A months-in-the-making infrastructure bill in the U.S. Senate will be partially paid for by enhanced tax enforcement of cryptocurrency, the White House said Wednesday.
Though the text of the legislation — said to be struck Wednesday after a long period of at-times acrimonious negotiations between Democrats and Republicans on Capitol Hill — is not publicly available, a White House fact sheet mentions crypto tax enforcement as one of the spending offsets to help finance the multi-billion dollar infrastructure project.
The fact sheet notes:
"In the years ahead, the deal will generate significant economic benefits. It is financed through a combination of redirecting unspent emergency relief funds, targeted corporate user fees, strengthening tax enforcement when it comes to crypto currencies, and other bipartisan measures, in addition to the revenue generated from higher economic growth as a result of the investments."
CoinDesk reported Wednesday that a separate fact sheet it reviewed said that the bill would raise some $28 billion from heightened reporting requirements for exchanges and brokerages, though it wasn't immediately clear across what length of time that amount of money would be garnered.
According to documentation obtained by The Block, the deal's crypto elements are described as the following:
"The bipartisan infrastructure framework applies information reporting requirements to digital assets (including cryptocurrency) to ensure they are properly reported to the IRS. The provision includes updating the definition of broker to reflect the realities of how digital assets are acquired and traded. The provision further makes clear that broker-to-broker reporting applies to all transfers of covered securities within the meaning of section 6045(g)(3), including digital assets.
Additionally, digital assets are added to the current rules requiring businesses to report cash payments over $10,000."
The documentation shared with The Block also included the $28 billion figure, which appears to be an estimate from the Joint Committee on Taxation or JCT.
News reports indicate that a test vote of the deal will take place in the Senate sometime Wednesday. However, given the fluid nature of the negotiations and divisions between GOP and Democrat negotiators of the deal and the 50-50 split of the Senate, a successful vote is not guaranteed, nor will any final provisions be known until the text is formally introduced.
For example, Republican senators have pushed back against the inclusion the enhanced IRS enforcement in the bipartisan bill, though it appears that the existing draft retains the crypto-specific provisions.

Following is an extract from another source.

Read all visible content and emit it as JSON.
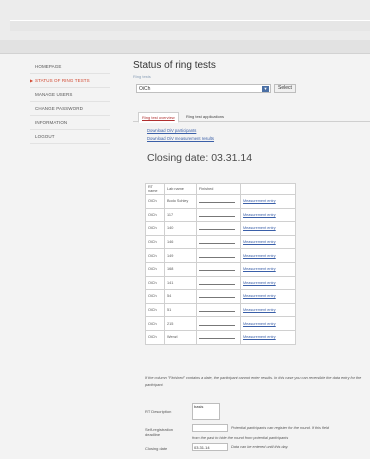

Former President Donald Trump has also urged Republicans in the Senate to reject the deal.
If and when the Senate passes a bill, it must then be harmonized with legislation out of the Democrat-controlled House of Representatives.
This is a developing story and will be updated.
Frank Chaparro contributed reporting.